Apr 24, 2011 - 5:25 am
I guess there are four or five days that still sort of haunt me, although I am getting better with them as I am really starting to get this eating thing down.
Christmas and Thanksgiving of course, require a great deal of patience and, can I say it, fortitude, on my part. Some people just don't get it, this head/neck cancer thing (any cancer thing, to be honest). We all speak of it, so I won't repeat it. We all have horror stories, we all have completely loony comments from others that are probably funny in hindsight, at least to me, but not worth repeating at the moment.
There are those two days, when people seem resigned to gorging themselves, especially Thanksgiving, as if they have no choice in the matter: I am not sure if they do this in deference to the host/chef (If I don't eat enough to kill myself I will have insulted my host/chef/loved one who cooks); or if they do it because it gives them license to do so.
It may, of course, be that the food is THAT good, or that they only get to eat this, um, stuff, once a year, and it is rather good if only eaten in such an infrequent manner. I speak, of course, of cheese balls, and candied yams, and pecan pie, and maybe even turkey, for all I know. I mean, we don't eat turkey on a regular basis.
People eat, and they eat a lot, and that is that. No big deal. But those are two days where I am sort of feeling left out of the loop. I WANT to be engorged. I remember the days of engorgement with a certain degree of nostalgia and even glee and greediness.
And so there are these two days.
And then there is Easter, which is why I bring it up now, as Easter fast approaches (it approaches so fast that where I live I am already nearly five hours into Easter). This is the day of deviled eggs and a big ham and asparagus and more yams (in some sort of sadistic marshmallow mixture), the usual roll suspects, mashed potatoes and ham gravy and, well, you probably have some specialties that I am not including: I know that some folks like oysters, some like clams, and we all have salads, I suspect just in case the other stuff is not cutting it or because Emily Post said that every meal should start with a salad.

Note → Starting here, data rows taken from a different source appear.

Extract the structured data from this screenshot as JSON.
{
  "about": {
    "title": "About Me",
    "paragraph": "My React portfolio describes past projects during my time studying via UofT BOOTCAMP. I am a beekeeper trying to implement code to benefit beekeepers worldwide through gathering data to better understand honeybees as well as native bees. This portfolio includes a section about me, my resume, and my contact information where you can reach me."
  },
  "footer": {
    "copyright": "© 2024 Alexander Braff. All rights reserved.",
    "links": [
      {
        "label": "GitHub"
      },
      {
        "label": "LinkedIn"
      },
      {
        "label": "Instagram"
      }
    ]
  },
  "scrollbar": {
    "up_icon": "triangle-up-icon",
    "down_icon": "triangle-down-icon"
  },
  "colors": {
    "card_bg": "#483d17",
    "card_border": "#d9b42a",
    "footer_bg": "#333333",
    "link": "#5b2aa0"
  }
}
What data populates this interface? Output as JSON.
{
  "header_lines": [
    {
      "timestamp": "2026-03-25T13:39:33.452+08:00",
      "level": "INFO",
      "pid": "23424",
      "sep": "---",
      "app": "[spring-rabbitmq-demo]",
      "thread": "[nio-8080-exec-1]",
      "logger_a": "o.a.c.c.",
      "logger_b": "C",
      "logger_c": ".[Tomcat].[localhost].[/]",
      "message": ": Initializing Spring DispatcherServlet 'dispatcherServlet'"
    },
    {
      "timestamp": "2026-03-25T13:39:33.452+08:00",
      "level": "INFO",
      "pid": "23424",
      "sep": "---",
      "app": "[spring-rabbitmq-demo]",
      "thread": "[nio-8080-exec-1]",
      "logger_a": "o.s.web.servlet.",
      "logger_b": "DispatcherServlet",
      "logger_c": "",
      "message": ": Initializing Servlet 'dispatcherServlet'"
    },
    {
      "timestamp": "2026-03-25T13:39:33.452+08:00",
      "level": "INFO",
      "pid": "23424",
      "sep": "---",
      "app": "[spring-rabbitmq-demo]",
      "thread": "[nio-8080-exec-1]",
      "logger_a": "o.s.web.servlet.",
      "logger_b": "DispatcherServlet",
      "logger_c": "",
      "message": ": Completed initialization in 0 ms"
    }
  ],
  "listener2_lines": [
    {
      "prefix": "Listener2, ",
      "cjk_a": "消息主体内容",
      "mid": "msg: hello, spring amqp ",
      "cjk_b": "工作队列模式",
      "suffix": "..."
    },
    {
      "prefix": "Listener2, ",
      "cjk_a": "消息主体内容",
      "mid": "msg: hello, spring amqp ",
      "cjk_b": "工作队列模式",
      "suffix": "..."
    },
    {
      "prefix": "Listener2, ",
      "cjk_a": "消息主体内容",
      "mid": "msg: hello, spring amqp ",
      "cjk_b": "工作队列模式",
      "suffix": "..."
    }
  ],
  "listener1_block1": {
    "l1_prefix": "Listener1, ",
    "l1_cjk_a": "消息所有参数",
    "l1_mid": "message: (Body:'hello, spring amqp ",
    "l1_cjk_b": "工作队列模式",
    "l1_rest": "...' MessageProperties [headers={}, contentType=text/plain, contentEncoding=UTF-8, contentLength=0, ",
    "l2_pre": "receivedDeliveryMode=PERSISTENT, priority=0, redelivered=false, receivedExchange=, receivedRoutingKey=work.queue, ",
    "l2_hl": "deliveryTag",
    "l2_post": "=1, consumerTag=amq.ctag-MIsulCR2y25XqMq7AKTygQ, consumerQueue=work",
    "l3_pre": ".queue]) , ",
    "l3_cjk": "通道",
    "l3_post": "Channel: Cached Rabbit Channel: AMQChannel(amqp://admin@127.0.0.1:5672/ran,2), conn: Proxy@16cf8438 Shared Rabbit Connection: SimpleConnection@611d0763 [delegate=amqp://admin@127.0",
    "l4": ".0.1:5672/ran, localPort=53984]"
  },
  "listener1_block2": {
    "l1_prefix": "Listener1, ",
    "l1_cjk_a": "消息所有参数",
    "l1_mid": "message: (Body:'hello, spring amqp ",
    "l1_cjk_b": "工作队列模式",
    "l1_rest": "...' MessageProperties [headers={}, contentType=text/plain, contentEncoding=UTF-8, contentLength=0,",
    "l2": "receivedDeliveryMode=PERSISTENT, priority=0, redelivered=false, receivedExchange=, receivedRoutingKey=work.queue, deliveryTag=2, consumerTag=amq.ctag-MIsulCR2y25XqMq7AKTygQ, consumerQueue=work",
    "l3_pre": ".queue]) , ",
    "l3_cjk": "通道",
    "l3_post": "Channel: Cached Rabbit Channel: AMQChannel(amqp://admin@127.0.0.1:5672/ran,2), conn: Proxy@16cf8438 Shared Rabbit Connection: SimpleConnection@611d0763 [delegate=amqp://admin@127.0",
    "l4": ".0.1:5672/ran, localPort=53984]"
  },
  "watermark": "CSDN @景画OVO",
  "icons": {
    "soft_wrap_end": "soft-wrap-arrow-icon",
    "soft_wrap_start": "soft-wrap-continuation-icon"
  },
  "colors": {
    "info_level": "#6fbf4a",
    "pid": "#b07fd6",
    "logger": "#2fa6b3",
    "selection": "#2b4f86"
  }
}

Have I mentioned pies? Yes, I mentioned the mince meat pie...but the PIES? I didn't think so.
So there you have it, three big days of eating trauma for the head/neck cancer survivor, especially in the early days, and then you have a choice of New Year's Eve or New Year's Day or both, depending on how you do it: Pork and sauerkraut and black eyed peas (not the band, although if they don't have anywhere to go, they can hang out here as long as they smoke outside), more mashed potatoes and more gravy and some other things I am forgetting (rolls, of course, the ubiquitous rolls), and a glass of something or other to down while making silent resolutions that one's resolution will actually come true this time.
Which leads us to the fifth day, which is Summer.
I love the day called Summer because it seems to last so long. When it is sunny it is wonderful. When it is wet and rainy, it is bountiful. When it is excruciatingly hot, I have an air conditioner and there are baseball games on TV, and drinks of preference in the fridge, and the occasional light meal to get you through.
My grass grows, my plants grow, my entire outlook grows! I can hear the mowers mowing, the weedeaters eating. I can see my neighbors and they can see me, without the encumbrance of fur and leather and ponchos and hoodies and those nasty winter attitudes.
But it is that fifth day. There is that grill.
And it is the longest day.
This will have to be the year where I overcome the grill. I have a problem with meat (if I have to eat it, that is). Surprisingly, to me, I have eaten prime beef (done accidently perfectly). I have even eaten, recently, chicken (my bane, due to its stringiness). I have eaten pork, albeit of the pulled and BBQ'd variety.
None of it really easy, yet. I am getting there.
Still, the notion of cooking on a grill, something I always loved to do unless I could get someone else to do it, I miss it and I fear it, although fear might be too strong a word: I really want to do it but don't want to suck and want to be able to eat what I cook: is that fear or merely the dread of impending disappointment?
I have been known to grill vegetables and fish and I will leave out most of the expletives I might use to describe most of those end results (okay, I will leave them all out). Grilling tomatoes is an art, let me say that. Grilling fish is an even greater art and requires some intelligence with respect to marinade. No one ever accused me of intelligence.
I could go on. And probably will.
But not now. Suffice it that the day called Summer is upon me. I am readying the deck and the yard and the grill and even my head, so that I can get on with it this year for the first time in six. (Years, not attempts.)
I HAVE been grilling over these past several years, as the references to veggies and fish indicate, but I have not been doing such a great job. I have even been grilling meat for the omnivores (among whose tribe I long once again to be on a full-time basis, but without the ring in the nose and the extra set of golf clubs in the grandkids' room).
This may be the year.
Yep, this may be the year.